> Problem to work on: With the string "Контакти" as the filter, copy each matching line from the records.

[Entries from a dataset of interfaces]
==========
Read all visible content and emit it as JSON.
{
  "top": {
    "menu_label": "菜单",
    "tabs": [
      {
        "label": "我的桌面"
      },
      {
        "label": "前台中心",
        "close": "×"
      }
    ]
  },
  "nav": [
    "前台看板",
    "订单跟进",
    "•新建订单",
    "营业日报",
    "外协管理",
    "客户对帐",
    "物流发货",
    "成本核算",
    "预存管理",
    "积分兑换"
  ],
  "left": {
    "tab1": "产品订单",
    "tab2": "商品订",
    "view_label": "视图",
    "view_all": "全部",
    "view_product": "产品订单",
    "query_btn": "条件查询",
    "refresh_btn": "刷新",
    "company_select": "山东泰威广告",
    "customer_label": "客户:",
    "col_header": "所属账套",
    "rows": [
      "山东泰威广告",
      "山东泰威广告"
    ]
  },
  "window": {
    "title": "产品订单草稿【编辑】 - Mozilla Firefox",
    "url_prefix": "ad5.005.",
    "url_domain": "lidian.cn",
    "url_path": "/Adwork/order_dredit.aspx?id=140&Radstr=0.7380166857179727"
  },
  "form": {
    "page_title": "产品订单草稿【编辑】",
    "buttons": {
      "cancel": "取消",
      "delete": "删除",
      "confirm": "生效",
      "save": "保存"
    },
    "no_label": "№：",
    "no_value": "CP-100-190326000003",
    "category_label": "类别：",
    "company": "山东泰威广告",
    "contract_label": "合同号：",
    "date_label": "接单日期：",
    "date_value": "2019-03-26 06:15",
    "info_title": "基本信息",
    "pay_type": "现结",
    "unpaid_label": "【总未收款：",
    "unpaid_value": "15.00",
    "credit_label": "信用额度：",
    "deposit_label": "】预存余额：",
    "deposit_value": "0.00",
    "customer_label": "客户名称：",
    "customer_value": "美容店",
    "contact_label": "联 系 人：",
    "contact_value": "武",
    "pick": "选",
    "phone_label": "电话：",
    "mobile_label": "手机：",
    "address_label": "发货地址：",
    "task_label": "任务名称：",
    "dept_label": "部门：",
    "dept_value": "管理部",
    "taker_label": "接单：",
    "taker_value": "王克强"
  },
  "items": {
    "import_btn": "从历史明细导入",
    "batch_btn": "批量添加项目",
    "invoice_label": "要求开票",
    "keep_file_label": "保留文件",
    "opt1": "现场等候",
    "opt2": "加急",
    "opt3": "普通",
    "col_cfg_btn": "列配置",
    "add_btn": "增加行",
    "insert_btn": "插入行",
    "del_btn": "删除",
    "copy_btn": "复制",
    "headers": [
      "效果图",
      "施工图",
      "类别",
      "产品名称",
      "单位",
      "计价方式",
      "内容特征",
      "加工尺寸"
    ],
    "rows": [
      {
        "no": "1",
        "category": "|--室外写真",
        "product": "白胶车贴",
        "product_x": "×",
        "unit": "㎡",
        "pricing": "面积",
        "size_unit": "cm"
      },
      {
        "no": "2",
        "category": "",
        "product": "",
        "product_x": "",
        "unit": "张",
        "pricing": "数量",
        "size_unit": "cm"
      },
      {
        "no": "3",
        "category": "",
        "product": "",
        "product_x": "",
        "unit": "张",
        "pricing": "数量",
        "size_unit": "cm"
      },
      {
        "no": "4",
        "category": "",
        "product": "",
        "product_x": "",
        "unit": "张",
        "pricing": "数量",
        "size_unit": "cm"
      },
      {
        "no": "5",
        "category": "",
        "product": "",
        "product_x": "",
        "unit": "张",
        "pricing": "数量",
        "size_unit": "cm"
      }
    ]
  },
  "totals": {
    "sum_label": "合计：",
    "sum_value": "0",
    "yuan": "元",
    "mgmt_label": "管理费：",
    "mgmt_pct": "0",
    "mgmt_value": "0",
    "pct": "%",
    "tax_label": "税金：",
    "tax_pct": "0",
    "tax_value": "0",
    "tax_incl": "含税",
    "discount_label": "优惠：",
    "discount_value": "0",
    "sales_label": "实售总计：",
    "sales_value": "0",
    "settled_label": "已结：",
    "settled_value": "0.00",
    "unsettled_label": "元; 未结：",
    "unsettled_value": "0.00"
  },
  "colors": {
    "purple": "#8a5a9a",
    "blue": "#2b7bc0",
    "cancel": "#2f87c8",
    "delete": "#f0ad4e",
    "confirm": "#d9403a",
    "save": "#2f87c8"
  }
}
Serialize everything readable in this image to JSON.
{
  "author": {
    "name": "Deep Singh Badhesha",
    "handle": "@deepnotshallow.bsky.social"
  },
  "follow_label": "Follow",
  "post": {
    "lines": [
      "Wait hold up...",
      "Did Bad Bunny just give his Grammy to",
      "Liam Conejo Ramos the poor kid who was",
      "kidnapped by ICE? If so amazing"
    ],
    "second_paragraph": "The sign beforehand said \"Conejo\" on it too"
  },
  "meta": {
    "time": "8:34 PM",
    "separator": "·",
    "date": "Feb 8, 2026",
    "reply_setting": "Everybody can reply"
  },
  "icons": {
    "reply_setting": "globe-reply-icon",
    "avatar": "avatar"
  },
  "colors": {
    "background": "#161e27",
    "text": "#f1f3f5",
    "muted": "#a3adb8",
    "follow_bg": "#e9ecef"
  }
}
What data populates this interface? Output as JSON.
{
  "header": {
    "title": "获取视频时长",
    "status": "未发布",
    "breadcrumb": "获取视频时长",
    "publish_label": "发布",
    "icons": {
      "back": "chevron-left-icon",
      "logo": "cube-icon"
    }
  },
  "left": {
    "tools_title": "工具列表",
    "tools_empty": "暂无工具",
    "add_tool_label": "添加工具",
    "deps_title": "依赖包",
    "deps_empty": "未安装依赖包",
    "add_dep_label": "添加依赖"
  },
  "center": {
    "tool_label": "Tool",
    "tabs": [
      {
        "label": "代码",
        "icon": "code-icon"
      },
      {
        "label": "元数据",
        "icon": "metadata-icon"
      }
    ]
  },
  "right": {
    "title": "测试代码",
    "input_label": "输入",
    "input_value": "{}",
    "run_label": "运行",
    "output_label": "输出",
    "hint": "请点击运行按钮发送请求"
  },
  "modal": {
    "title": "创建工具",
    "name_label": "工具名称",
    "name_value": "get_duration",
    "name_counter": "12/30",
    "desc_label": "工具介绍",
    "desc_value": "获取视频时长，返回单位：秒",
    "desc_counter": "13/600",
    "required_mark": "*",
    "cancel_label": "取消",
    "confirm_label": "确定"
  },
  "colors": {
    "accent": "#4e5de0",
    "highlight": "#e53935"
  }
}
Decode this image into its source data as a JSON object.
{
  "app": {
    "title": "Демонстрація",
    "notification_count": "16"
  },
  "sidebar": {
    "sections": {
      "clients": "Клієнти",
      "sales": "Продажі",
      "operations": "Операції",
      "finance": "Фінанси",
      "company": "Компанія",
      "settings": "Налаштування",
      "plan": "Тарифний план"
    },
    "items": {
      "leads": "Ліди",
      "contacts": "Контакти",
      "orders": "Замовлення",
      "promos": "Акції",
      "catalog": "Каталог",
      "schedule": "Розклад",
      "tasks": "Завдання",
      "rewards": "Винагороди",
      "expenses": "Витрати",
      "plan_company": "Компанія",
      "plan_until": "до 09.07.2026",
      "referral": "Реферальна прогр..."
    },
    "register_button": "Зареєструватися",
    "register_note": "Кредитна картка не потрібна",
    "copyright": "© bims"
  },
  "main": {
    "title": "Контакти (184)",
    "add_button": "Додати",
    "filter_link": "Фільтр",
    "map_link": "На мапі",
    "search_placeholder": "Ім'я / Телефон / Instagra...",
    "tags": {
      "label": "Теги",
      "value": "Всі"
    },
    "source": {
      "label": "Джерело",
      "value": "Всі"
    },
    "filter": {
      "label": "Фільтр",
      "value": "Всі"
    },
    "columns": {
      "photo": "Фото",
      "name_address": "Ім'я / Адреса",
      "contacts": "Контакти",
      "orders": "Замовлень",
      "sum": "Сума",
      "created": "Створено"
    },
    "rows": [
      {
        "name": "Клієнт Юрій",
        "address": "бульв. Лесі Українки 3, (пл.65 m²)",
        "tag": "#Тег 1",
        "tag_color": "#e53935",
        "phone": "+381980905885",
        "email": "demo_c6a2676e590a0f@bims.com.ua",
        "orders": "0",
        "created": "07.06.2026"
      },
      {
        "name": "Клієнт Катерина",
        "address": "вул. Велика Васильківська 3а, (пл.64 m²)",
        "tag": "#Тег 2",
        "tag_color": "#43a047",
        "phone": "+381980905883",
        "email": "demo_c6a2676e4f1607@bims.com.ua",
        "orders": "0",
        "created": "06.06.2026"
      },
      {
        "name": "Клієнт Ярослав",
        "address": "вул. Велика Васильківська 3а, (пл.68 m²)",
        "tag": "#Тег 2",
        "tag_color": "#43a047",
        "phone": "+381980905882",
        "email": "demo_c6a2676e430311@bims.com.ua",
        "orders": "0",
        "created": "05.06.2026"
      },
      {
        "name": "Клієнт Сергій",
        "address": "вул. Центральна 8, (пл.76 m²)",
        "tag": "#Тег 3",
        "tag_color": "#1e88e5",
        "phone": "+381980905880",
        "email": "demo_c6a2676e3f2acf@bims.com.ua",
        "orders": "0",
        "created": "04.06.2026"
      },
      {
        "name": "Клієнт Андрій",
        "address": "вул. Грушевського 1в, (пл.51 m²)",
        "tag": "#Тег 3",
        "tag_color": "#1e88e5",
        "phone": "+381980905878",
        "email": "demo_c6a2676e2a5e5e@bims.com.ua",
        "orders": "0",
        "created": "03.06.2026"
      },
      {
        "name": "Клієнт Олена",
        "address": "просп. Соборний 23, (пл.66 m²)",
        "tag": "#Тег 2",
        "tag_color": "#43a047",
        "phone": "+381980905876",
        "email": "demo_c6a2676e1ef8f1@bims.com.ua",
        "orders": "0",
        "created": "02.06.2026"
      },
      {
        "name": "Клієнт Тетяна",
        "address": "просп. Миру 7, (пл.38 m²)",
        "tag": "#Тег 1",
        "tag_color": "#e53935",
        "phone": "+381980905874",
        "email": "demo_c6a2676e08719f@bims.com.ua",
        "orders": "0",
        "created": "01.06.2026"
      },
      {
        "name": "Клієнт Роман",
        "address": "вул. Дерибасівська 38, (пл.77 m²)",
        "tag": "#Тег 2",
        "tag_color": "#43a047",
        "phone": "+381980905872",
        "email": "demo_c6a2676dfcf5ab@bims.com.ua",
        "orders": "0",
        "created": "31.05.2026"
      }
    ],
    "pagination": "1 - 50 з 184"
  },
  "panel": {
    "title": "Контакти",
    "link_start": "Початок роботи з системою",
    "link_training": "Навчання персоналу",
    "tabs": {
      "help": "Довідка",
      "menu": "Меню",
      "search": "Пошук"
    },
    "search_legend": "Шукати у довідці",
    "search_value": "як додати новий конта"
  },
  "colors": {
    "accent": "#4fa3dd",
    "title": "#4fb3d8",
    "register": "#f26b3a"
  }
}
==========
> Response:
      "contacts": "Контакти",
    "title": "Контакти (184)",
      "contacts": "Контакти",
    "title": "Контакти",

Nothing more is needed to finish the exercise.